Among his many worries, as he faces the inevitability of growing older Mr. Brown frets a lot about money.

Brown fears he lacks the financial resources to make his way comfortably through his declining years. This is an eventuality he feels powerless to prevent, as apparently saying yes to life costs money.

I am plagued by the fear of having no money to retire on: it looks as though I will be working until I drop. I realize the disgusting self-indulgent irony of this: here I am traipsing around the Cotswolds, heading on to Italy, taking ski trips in British Columbia (albeit on someone else’s dime, at least for two thirds of it), and I have the gall to worry about money. But I can’t seem to avoid it. I don’t have the money to spend, but I don’t want to say no to what life is left. So I keep spending, and thus must keep working. 126

It is a disturbing idea that saying “Yes” to life may be unaffordable.

Perhaps aging is the time to start saying “Yes” to activities that are not a financial burden. Perhaps saying “Yes” to life might look like: sitting in the back yard watching the birds, reading to a child, going for a walk, sitting in silence, having an intimate conversation, cooking and sharing a meal. Saying yes to life does not have to cost anything. And, it may be that the more we genuinely say “Yes” to the simple possibilities life offers, the less we will find ourselves tormented with fears of loss.

Closely related to the fear Mr Brown experiences when he ponders aging is the regret that overwhelms him when he looks at the past.

On holiday in the Cotswolds in south central England, Brown writes,

Lying in bed, I couldn’t overcome the fear that I have wasted my life, wrecked it, spoiled it. 119

He “wrecked” and “spoiled” his life because, in his own assessment, he has not achieved enough of value in his professional life.

I look back on my life before forty and deplore what I see; I hate myself for my lack of seriousness, my lack of productivity…. I knew nothing, understood nothing, had not grasped how one must start working and keep working, early on and every day, if one is to create something to show for one’s life – as a writer, as a journalist, as a human being. I’m not talking about fame; I’m talking about something to show for one’s existence on the planet, to pay off the gods of regret. Even a decent stamp collection would do it. 15

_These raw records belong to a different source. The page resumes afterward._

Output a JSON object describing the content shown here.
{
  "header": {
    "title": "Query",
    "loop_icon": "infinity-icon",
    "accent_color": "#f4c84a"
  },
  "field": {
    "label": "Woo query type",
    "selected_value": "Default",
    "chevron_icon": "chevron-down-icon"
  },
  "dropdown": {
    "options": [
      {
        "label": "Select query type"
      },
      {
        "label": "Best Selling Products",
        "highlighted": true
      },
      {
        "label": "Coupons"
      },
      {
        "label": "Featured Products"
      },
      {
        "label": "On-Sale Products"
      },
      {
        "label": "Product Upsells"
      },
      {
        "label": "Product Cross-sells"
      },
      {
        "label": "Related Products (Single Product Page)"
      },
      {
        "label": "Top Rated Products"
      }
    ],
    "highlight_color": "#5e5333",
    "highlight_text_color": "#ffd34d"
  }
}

The reason for Mr. Brown’s professional failure is clear to the author,

there is the argument to be made that there is not much point in literary ambition, after all, especially when you can argue (as I can) that I haven’t been anywhere near ambitious enough. 50

Mr. Brown has lacked adequate ambition to drive himself forward into the elusive land of adequate achievement.  And, as he looks forward from the gloomy state of 60 years old, Brown anticipates he sees no hope of making the journey to success in the future. He finds himself hindered he says, by fear.

I could have another thirty-five productive years. Let’s say twenty-five conservatively, if luck is with me. Let’s hope for it. That’s the same as being twenty-five and getting to fifty. That’s enough time to become the thing I want to be, whatever that is, time for another career, another self, another life, time to get it out of me, onto the page, into the air, into the heart. I wish it was not so hard not to be afraid. 125, 126

As long as I am living in the land of good, better, best, fear will always lurk just around the corner. The problem is measurement and evaluation. The goal of aging is not to finally reach the great heights of achievement but to resign entirely from the drivenness that always accompanies any life fuel by the need to achieve.

When I give up measuring there is much less to fear. My declining abilities do not matter. I no longer need to be seen as a great success. I begin to locate my identity within myself, rather than in making a big impression and racking up an impressive list of accomplishments. This is the route to true freedom.